In summer, the relative humidity should be about 70% during the day and 40% at night, and 50% during the day and 30% at night in winter. It is not always easy to obtain such conditions indoors, however.
To increase the relative humidity around your plants, place them on a bed of gravel in a water-filled saucer. Place the pot on the gravel, but do not allow the water to touch the pot, to avoid problems with root rot. A humidifier will also give excellent results.
|Relative humidity percentage|
Fertilizer is needed only during the active growing period, until flowers appear, from about February to late October.
Orchids grow slowly and appreciate dilute fertilizer at regular intervals. To avoid burning the roots, chemical fertilizers should be diluted to one-quarter to one-half the recommended strength. There is no need to dilute natural fertilizers. Accumulated mineral salts may be flushed as necessary with fresh water.
During the period of active vegetative growth until floral initiation begins (February to mid-August), use a nitrogen-rich fertilizer (NPK ratio: 2-1-1).
During the floral initiation period (mid-August to late October), use fertilizer that is high in phosphorus (NPK ratio: 1-2-1) alternately with balanced fertilizer (NPK ratio: 1-1-1).
Once the flower spike appears, monthly feeding with balanced fertilizer (NPK ratio: 1-1-1) is sufficient.

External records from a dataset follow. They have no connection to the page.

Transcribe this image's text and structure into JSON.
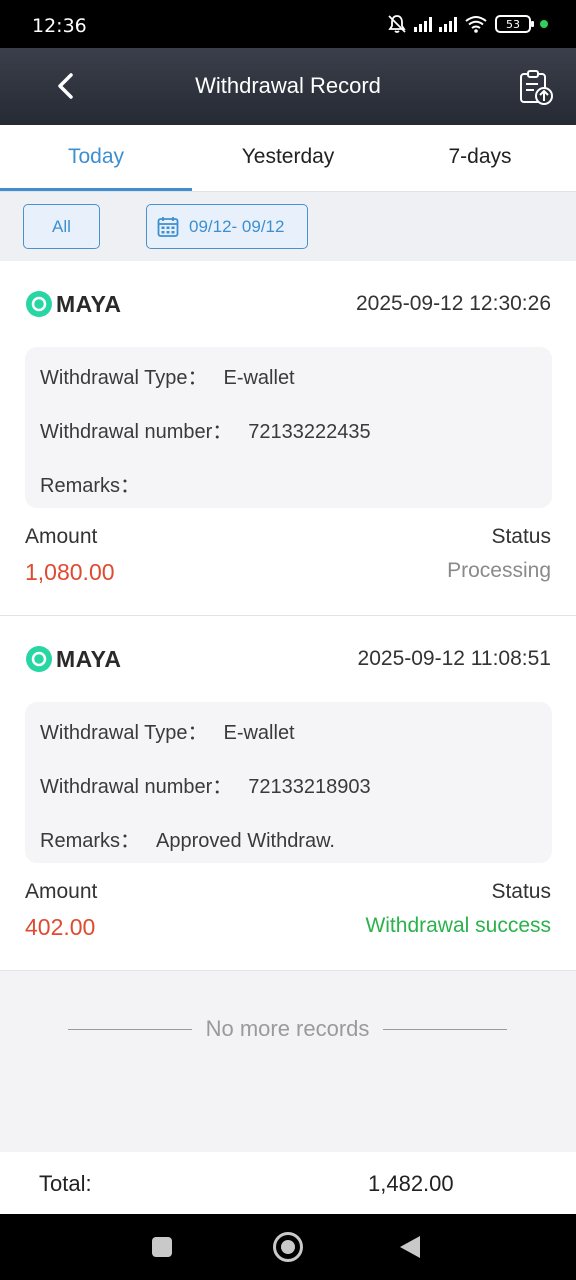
{
  "status_bar": {
    "time": "12:36",
    "battery": "53"
  },
  "header": {
    "title": "Withdrawal Record"
  },
  "tabs": [
    {
      "label": "Today",
      "active": true
    },
    {
      "label": "Yesterday",
      "active": false
    },
    {
      "label": "7-days",
      "active": false
    }
  ],
  "filters": {
    "all_label": "All",
    "date_range": "09/12- 09/12"
  },
  "records": [
    {
      "channel": "MAYA",
      "datetime": "2025-09-12 12:30:26",
      "type_label": "Withdrawal Type：",
      "type_value": "E-wallet",
      "number_label": "Withdrawal number：",
      "number_value": "72133222435",
      "remarks_label": "Remarks：",
      "remarks_value": "",
      "amount_label": "Amount",
      "amount": "1,080.00",
      "status_label": "Status",
      "status": "Processing",
      "status_color": "#8a8a8a"
    },
    {
      "channel": "MAYA",
      "datetime": "2025-09-12 11:08:51",
      "type_label": "Withdrawal Type：",
      "type_value": "E-wallet",
      "number_label": "Withdrawal number：",
      "number_value": "72133218903",
      "remarks_label": "Remarks：",
      "remarks_value": "Approved Withdraw.",
      "amount_label": "Amount",
      "amount": "402.00",
      "status_label": "Status",
      "status": "Withdrawal success",
      "status_color": "#2bb24c"
    }
  ],
  "footer_note": "No more records",
  "total": {
    "label": "Total:",
    "value": "1,482.00"
  },
  "colors": {
    "accent": "#3d8fd0",
    "amount": "#e04a30",
    "maya": "#27d6a3"
  },
  "icons": {
    "back": "chevron-left-icon",
    "export": "clipboard-upload-icon",
    "calendar": "calendar-icon",
    "maya": "maya-logo-icon"
  }
}
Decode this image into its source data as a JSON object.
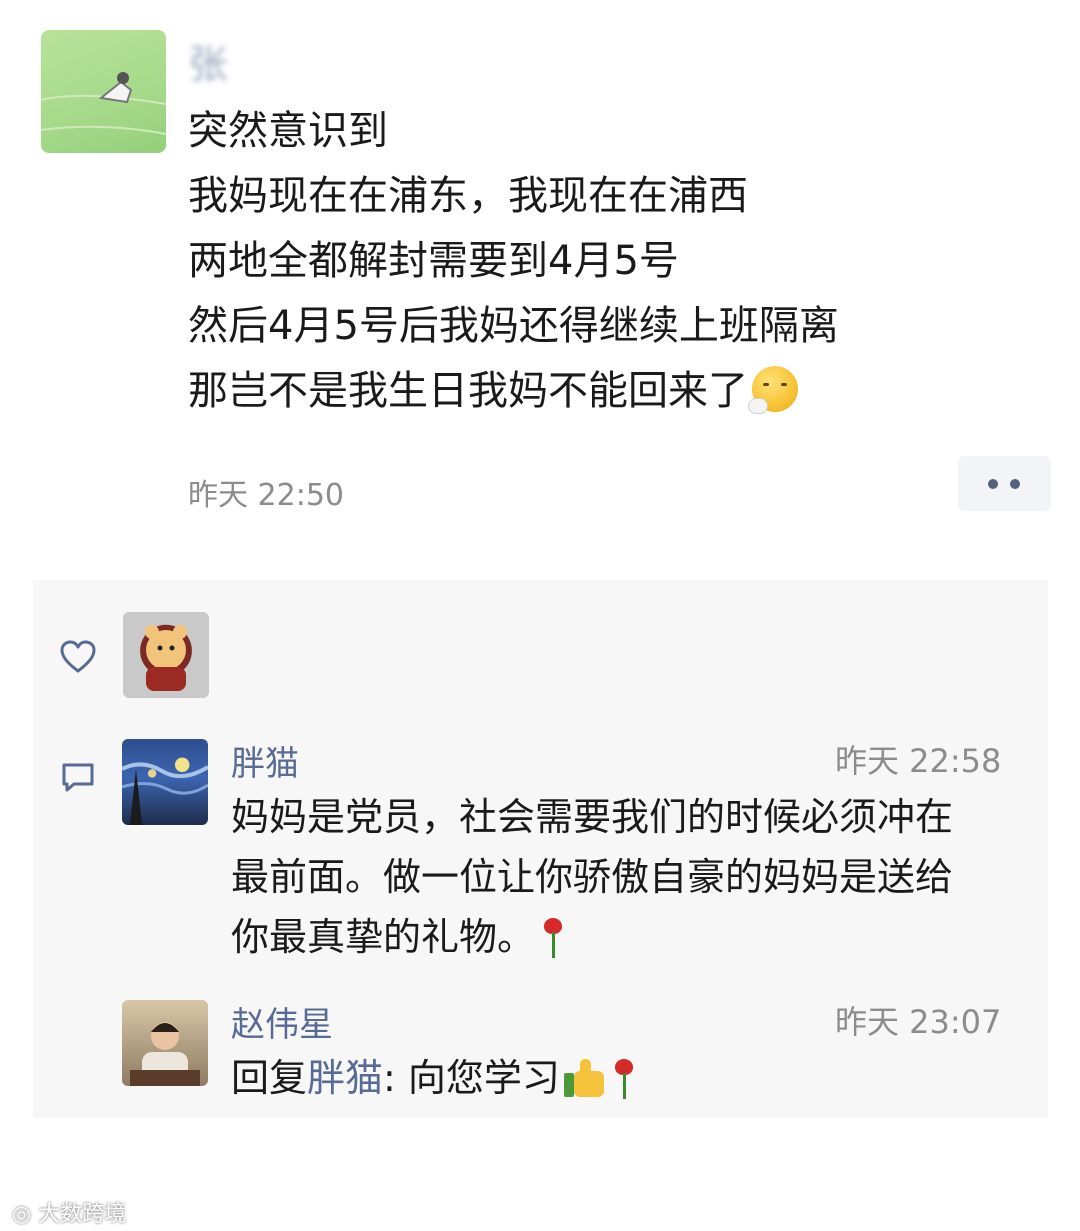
{
  "post": {
    "author": "张",
    "lines": [
      "突然意识到",
      "我妈现在在浦东，我现在在浦西",
      "两地全都解封需要到4月5号",
      "然后4月5号后我妈还得继续上班隔离",
      "那岂不是我生日我妈不能回来了"
    ],
    "emoji": "sad-face-emoji",
    "time": "昨天 22:50"
  },
  "interactions": {
    "like_icon": "heart-icon",
    "comment_icon": "comment-icon",
    "comments": [
      {
        "name": "胖猫",
        "time": "昨天 22:58",
        "lines": [
          "妈妈是党员，社会需要我们的时候必须冲在",
          "最前面。做一位让你骄傲自豪的妈妈是送给",
          "你最真挚的礼物。"
        ],
        "emoji": "rose-emoji"
      },
      {
        "name": "赵伟星",
        "time": "昨天 23:07",
        "reply_prefix": "回复",
        "reply_target": "胖猫",
        "reply_text": ": 向您学习",
        "emojis": [
          "thumbs-up-emoji",
          "rose-emoji"
        ]
      }
    ]
  },
  "watermark": "大数跨境",
  "colors": {
    "link": "#576b95",
    "panel_bg": "#f7f7f7",
    "time_gray": "#8c8c8c"
  }
}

Once the buds open, stop feeding the plant until vegetative growth resumes in spring.
The flower spike on an orchid should be cut back to its base after the plant has finished flowering.
There is a single exception to this rule: a Phalaenopsis may reflower if the spike is trimmed back to beneath the faded blooms and above a latent node (see the diagram). This should be done only once, to avoid weakening the plant.